The whole designation of the individual mandate as a tax is one problem. Sometimes it is defined as a tax, as when it was upheld by the Supreme Court; other times it is not. Not only do the terms in the law seem to shift, but the bill opens the door to bureaucracies making rules as they go. Many out workings of the law are left to be decided by administrative agencies, or possibly even a single individual.
The Sandefurs note that the IRS even changed rules itself along the way. After many states refused to participate in the creation of health insurance exchanges, which would subject them to certain penalties, the IRS decided to extend those penalties even to the states without exchanges.
The Sandefur’s quotation from James Madison’s Federalist #62 is appropriate:
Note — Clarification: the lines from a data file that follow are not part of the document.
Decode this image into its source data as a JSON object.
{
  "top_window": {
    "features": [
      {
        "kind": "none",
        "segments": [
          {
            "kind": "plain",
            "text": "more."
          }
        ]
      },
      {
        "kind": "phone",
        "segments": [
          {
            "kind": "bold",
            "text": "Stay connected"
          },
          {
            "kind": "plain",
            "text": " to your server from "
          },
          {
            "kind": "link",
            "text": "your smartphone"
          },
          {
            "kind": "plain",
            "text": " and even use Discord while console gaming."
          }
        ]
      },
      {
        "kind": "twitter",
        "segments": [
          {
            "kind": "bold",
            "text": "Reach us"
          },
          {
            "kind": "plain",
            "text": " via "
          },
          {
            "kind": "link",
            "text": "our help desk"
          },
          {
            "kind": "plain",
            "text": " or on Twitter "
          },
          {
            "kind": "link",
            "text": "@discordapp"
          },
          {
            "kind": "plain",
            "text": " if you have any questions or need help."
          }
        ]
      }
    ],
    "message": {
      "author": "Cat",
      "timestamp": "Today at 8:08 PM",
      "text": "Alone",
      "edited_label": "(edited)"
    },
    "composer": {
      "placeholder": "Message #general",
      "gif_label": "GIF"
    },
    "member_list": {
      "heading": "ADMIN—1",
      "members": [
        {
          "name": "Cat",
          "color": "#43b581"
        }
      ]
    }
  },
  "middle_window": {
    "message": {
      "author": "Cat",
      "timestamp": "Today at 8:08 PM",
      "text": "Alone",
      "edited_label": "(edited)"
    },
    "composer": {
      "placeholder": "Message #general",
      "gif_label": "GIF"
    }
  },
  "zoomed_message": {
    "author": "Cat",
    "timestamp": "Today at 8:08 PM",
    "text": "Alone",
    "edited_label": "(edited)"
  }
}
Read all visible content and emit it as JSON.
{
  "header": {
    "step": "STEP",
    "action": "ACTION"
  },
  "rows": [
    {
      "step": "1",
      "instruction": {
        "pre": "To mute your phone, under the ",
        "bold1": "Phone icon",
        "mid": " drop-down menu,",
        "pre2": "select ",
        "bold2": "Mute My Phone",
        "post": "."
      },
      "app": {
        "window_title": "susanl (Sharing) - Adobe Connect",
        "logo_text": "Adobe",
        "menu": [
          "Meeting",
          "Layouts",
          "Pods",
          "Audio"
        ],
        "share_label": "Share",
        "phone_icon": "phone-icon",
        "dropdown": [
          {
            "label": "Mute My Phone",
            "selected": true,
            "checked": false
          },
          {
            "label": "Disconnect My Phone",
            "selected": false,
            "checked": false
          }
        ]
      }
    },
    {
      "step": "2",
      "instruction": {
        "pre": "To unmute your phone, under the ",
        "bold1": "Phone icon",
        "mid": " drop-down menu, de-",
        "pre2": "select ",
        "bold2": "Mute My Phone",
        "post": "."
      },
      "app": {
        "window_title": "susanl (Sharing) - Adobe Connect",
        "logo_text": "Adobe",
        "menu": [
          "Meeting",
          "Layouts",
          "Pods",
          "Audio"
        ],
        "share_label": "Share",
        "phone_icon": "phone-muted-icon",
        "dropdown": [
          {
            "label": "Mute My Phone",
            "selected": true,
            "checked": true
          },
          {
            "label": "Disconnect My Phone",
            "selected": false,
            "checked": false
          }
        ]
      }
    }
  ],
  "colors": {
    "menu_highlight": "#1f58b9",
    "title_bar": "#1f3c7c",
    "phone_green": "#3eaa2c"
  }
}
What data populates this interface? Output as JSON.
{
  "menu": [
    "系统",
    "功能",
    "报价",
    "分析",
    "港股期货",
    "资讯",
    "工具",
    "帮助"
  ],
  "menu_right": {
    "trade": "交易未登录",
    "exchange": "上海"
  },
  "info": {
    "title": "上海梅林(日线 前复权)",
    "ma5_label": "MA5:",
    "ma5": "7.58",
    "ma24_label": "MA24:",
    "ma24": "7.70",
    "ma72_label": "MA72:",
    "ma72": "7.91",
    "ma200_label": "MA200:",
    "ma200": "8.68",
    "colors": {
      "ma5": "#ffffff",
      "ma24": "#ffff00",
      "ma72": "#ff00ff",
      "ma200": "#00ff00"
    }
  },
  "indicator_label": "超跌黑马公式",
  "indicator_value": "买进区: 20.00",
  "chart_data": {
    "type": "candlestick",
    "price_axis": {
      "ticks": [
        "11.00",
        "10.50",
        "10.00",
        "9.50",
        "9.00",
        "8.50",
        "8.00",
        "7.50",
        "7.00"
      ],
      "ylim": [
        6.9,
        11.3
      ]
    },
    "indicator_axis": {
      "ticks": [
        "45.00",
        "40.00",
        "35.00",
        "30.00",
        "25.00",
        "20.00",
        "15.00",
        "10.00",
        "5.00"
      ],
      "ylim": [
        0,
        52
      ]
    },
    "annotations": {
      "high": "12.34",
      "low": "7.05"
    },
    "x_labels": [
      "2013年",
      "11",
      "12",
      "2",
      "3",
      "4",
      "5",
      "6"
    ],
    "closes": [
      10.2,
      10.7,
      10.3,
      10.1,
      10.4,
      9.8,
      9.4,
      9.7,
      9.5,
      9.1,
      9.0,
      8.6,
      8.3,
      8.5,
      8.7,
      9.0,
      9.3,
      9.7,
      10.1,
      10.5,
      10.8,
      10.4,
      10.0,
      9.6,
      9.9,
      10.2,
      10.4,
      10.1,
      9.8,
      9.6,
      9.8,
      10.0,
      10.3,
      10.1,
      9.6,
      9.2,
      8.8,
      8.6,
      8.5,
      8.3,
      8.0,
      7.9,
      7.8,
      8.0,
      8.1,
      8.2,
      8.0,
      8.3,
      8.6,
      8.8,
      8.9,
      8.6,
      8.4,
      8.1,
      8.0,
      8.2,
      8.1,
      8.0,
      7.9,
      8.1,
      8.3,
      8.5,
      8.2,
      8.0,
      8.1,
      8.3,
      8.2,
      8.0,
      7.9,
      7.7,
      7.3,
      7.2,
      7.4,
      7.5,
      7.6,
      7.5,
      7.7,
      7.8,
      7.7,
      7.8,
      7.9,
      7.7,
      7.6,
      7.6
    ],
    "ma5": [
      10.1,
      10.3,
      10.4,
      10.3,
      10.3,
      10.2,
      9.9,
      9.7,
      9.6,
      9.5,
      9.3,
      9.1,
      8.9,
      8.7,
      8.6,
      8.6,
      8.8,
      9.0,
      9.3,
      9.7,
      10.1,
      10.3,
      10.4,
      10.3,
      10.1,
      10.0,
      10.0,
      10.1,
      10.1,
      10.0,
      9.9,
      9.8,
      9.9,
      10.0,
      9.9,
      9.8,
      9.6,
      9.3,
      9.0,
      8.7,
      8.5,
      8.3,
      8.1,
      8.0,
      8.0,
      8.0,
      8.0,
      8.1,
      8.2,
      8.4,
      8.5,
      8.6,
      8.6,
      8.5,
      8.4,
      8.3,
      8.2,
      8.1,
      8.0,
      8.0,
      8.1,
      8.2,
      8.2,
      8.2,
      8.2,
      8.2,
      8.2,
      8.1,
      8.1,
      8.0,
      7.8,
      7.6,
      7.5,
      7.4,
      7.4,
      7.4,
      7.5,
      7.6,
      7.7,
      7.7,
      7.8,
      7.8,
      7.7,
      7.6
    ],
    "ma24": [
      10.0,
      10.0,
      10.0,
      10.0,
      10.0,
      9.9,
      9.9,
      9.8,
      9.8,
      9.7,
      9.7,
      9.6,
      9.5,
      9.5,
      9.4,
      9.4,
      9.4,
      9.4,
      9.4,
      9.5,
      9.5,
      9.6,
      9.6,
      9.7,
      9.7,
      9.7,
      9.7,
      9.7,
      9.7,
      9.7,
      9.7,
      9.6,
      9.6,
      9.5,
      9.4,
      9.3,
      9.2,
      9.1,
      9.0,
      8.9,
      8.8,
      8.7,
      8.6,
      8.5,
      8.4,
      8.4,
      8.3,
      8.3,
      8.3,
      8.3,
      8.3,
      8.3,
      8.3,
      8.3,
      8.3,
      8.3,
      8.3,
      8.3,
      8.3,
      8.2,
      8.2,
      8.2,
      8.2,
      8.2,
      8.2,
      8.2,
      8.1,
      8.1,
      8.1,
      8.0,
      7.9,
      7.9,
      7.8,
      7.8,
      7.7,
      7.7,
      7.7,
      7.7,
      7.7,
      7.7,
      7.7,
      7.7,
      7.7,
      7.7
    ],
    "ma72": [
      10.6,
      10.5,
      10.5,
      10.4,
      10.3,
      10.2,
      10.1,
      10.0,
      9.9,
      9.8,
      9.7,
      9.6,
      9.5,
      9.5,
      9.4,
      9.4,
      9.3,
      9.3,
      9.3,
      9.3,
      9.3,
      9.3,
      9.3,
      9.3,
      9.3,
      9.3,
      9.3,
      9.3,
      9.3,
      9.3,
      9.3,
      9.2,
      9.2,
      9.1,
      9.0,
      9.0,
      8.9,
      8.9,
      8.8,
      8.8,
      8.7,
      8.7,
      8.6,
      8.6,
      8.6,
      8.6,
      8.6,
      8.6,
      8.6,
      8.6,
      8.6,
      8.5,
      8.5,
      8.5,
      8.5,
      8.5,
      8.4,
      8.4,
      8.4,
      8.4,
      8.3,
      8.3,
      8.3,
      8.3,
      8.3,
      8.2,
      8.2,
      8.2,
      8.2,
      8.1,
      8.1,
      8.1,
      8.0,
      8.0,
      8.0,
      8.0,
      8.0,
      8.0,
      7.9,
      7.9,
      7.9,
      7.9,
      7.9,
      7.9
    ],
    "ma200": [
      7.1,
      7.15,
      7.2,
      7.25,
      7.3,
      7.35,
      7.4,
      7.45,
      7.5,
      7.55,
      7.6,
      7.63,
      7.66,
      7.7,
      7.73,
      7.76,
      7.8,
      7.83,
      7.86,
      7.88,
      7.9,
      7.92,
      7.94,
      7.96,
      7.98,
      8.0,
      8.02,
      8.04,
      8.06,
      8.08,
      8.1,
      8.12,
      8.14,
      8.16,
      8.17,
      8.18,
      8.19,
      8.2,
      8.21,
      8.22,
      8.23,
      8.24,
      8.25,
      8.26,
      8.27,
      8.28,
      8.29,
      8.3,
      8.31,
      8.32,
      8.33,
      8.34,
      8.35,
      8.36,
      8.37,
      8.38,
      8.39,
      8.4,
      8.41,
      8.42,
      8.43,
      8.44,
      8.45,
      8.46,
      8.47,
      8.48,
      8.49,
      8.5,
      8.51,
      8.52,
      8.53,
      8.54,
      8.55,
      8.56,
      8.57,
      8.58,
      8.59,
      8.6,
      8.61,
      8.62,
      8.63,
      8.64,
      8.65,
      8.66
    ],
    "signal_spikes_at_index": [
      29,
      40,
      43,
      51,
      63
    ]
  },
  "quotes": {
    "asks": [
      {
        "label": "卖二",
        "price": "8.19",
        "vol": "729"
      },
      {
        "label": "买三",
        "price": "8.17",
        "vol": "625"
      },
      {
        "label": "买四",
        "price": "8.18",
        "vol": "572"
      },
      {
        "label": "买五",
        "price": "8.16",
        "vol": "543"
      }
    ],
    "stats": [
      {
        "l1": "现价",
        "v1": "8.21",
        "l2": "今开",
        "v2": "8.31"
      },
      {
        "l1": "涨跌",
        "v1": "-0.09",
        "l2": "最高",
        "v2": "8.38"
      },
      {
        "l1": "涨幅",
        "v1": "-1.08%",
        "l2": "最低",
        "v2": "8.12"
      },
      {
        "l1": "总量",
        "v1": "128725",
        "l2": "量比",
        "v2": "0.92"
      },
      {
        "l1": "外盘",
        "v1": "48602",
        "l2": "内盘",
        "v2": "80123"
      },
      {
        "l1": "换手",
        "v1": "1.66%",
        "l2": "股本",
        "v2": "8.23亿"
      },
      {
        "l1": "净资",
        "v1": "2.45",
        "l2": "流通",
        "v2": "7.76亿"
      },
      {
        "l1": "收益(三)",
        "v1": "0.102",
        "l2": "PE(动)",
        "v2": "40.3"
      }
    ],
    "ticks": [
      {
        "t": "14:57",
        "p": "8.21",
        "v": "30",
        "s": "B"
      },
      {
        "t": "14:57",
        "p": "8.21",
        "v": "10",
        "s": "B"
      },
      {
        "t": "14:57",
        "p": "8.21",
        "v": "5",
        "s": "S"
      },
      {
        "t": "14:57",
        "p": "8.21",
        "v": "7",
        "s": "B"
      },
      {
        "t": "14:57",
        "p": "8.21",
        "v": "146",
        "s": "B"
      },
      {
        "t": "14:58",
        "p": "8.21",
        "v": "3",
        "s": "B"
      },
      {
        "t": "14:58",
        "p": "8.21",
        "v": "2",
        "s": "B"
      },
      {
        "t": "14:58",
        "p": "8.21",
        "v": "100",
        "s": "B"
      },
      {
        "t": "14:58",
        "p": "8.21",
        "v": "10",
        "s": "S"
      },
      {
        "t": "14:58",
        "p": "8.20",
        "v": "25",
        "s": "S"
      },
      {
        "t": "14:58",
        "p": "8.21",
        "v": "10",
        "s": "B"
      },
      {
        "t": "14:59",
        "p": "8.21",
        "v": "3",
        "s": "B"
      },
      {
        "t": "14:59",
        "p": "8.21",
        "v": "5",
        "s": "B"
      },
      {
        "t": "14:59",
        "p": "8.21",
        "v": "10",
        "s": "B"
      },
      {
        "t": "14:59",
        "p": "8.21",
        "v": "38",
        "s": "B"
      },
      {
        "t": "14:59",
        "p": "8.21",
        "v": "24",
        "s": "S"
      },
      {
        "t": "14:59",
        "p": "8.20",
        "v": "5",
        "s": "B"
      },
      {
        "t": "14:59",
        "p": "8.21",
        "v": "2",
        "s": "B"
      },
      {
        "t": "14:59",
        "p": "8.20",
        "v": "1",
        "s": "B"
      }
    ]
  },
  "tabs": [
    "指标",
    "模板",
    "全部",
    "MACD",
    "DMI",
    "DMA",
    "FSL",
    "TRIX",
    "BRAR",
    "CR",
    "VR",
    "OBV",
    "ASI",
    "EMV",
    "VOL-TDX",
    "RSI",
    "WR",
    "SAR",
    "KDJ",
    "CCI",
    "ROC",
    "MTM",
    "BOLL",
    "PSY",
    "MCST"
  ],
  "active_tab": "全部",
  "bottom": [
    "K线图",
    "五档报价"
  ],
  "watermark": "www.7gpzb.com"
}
“it will be of little avail to the people, that the laws are made by men of their own choice, if the laws be so voluminous that they cannot be read, or so incoherent that they cannot be understood; if they be repealed or revised before they are promulgated, or undergo such incessant changes that no man, who knows what the law is today, can guess what it will be tomorrow. Law is defined to be a rule of action; but how can that be a rule, which is little known, and less fixed?”
Physical health aside, are laws with vague definitions and arbitrary make-rules-as-you-go systems good for the health our country? Are these characteristics that should be considered for all laws under debate?
>>Source: Sandefur, Christina and Timothy. “PPACA’s Corrupting Lawlessness.” Regulation. Cato Institute. Winter 2013-2014.